While holding or being a part of 15 golf school records while at Southwood, Houlihan will be looked upon by the Cougars as a leader with the opportunity at playing number one right away.
By Emily Armentrout
The Industrial Business Complex, which sits on 135 acres of land in Wabash, has been selected as one of five properties in Indiana for Duke Energy’s 2013 Site Readiness Program. According to Duke Energy’s website, Duke Energy’s Site Readiness Program “provides funding and expertise to help communities identify, assess, improve and increase awareness of industrial sites in the Duke Energy Indiana territory.”
In an email to The Paper, Bill Konyha, President and CEO of the Economic Development Group of Wabash County, stated that the “process and evaluation were essential to Wabash County becoming a community working towards continuous improvement.” Konyha also explained the criteria by which Wabash County and the Industrial Business Complex were evaluated. Categories like site characteristics, utility adequacy/capacity, transportation access and site costs were included in the site evaluation. The Wabash Northeast Business Complex received at 77 percent, with a 229.75 out of 300.
There are some issues that are out of the community’s control. One issue that was part of the report was the distance from I-69. Though the 38-mile distance from the complex to I-69, Konyha pointed out that the Hoosier Heartland Highway is complete and will open soon. He also noted that means “we will have four-lane highways connecting us to I-65 and I-69.”
The issue of the complex not having a railroad isn’t as big of a problem because the complex was never intended for heavy industrial use.
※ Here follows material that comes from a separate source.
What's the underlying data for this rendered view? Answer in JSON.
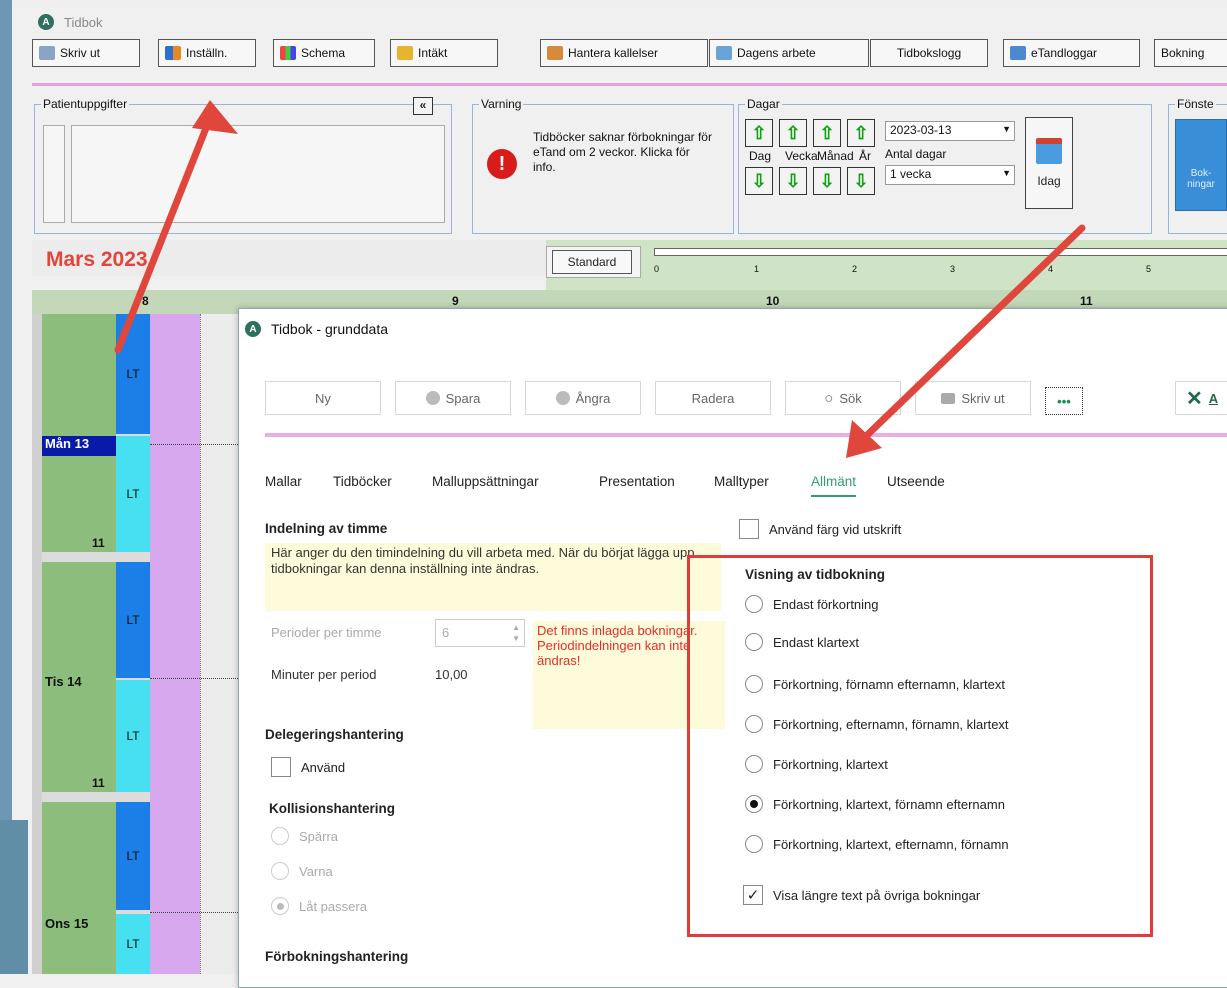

The complex is more appropriate for “light manufacturing, food processing, logistics, distribution, value added agricultural processing, medical implements and advanced manufacturing,” according to Konyha.
On the Business and Industrial Services level, Wabash trails Indiana when it comes to educational attainment. Wabash County’s graduation rate is 85.4 percent, with Indiana’s graduation rate being 87 percent. Wabash County also trails the state in bachelor degree attainment by 6.8 percent. Konyha told The Paper that “the ability that Wabash County has to recruit technical and professional workforce is perceived as a weakness.”
“We have been working on these (issues) with all of our community partners. The Wabash County Promise is a great example of how the community is working to improve our issues with educational attainment. EDG is proud to partner with the YMCA, all three of our public school corporations, the Chamber of Commerce, our elected officials, Beauchamp McSpadden, Parkview Hospital, and countless others to develop a culture that values college and career readiness,” added Konyha.
The information received from McCallum Sweeney will be used as the Economic Development Group designs the final phases of infrastructure for the complex according to Konyha. “We’ve already addressed the minor issues and we will consider all of their remaining comments.”
There is no current plan to build on the remaining 135 acres at the Wabash Northeast Business Complex, but Konyha told The Paper that the information put out by McCallum Sweeney would be used for marketing programs as well.
“The opportunity to be evaluated by a major site selector is a great opportunity and EDG is very grateful to Duke Energy for making it possible.”